Reduce Co2 emissions by 86% by 2030, thanks to digitalization reduce the average goods port storage time; redefine the strategic position of the port in Europe.
The port of Oslo’s own road map has already been drawn up for some time now. The Norwegian capital, which will host the annual edition of the European Ports Conference on 28th May, has, for years, been at the top of the list of the top 15 maritime capitals drawn up annually by Menon Economics, and you can bet it will take full advantage of the international showcase of Espo 2020to relaunch itself internationally.
“We are honored to be able to host the next European ports conference.
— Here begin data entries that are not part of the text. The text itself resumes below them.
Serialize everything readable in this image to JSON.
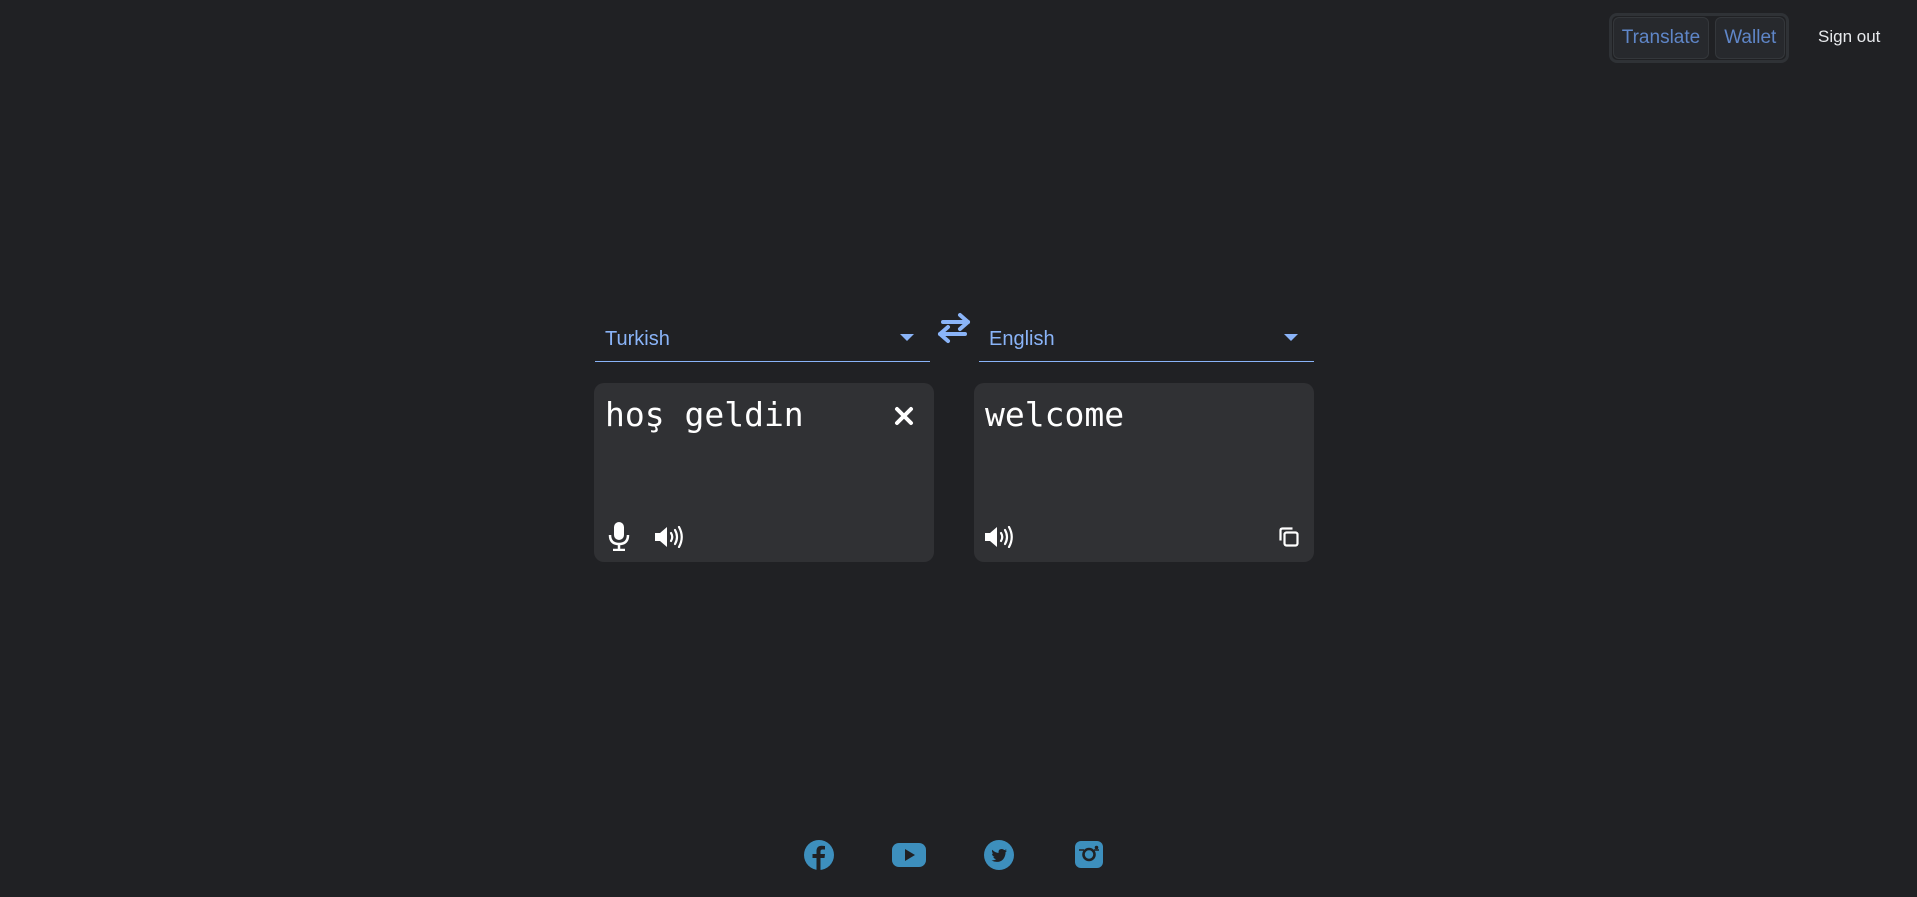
{
  "nav": {
    "translate_label": "Translate",
    "wallet_label": "Wallet",
    "signout_label": "Sign out"
  },
  "translator": {
    "source_language": "Turkish",
    "target_language": "English",
    "source_text": "hoş geldin",
    "target_text": "welcome"
  },
  "footer": {
    "social_icons": [
      "facebook-icon",
      "youtube-icon",
      "twitter-icon",
      "instagram-icon"
    ]
  },
  "colors": {
    "background": "#202124",
    "panel": "#303134",
    "accent": "#8ab4f8",
    "nav_text": "#5f86c8",
    "social": "#3d8fbd"
  }
}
It is the first time, moreover, that such an event is hosted in Norway,” says the Oslo Port CEO, Ingvar M. Mathisen, who adds: “For our port the Espo Conference will be an important opportunity to raise awareness of the public opinon on the value of our area.”
The beautiful and uncontaminated Norway, so close, yet at the same time so far from Europe, is a green, technological country that, although not part of the EU, has opened its borders to the free movement of goods, people and capital, being an active member of both the European Free Trade Area (Efta) and the European Economic Area (Eea): “We are a small nation – says Mathisen -, the population lives mainly near the coastline and depends largely on the maritime economy. With Europe we share a common objective, which is to ensure an adequate modernization of infrastructure and logistics, so as to guarantee fast, efficient and economic transportation between countries. However, we would like to see a greater commitment from the EU for the development of our coastal areas.”
And, speaking of development. For the Norwegian port’s leading figure, it is clear that whatever maritime policy Brussels intends to adopt, it must respect the principle of environmental sustainability: “We have no doubts. In order to ensure a future for our land, we must drastically reduce global warming. That is why the city of Oslo has planned to implement a plan to reduce CO2 emissions by 36% by 2020 and 95% by 2030. This is an important commitment, with targets far more ambitious than those set at national level.”
The Norwegian State has, in fact, set itself the objective of aiming for a 40% reduction in greenhouse gas emissions by 2030. The port also wants to do its part: “In 11 years we would like to have reduced emissions by 86%.”
Mathisen is convinced that this is an achievable goal. The port of Olso seems to have taken up the appeal of environmentalists, focusing mainly on electric mobility. The Scandinavian capital, which, in 2018, set the world record for electric cars in circulation, believes very much in e-shipping and has started a plan to build a fleet of battery-powered ships: “Two years ago, Oslo City Council decided to electrify the three ferries that today serve as a shuttle between the center of the capital and the nearby peninsula of Nesodden.”
The great thing about these ferries is that they are already considered environmentally friendly today. They entered service in 2016 and are all equipped with Liquefied Natural Gas engines: “With us, LNG is already a thing of the past. The first of these three ships is already in the pipeline: its Liquefied Natural Gas engines will be removed and replaced with electric ones. Each of these ferries will have a 1018 KW/h battery pack that can be recharged in just 8 minutes every time they berth in Oslo.”
Digitization is also part of the green revolution: “We have recently set a digital agenda: we want to fully modernize and digitize port operations and adopt new technologies.”
The Norwegian port of call is now the leader of an important national project called “Digital interaction between port, vessel, agent and shipping company” which has, as its ultimate goal, optimizing the multimodal handling of goods and increasing the port’s competitiveness: “We want to reduce between 50% and 80% the time that ports, ships, shipping companies and shipping agents use in their interactions. Our mantra is one: digitize everything that can be digitized.”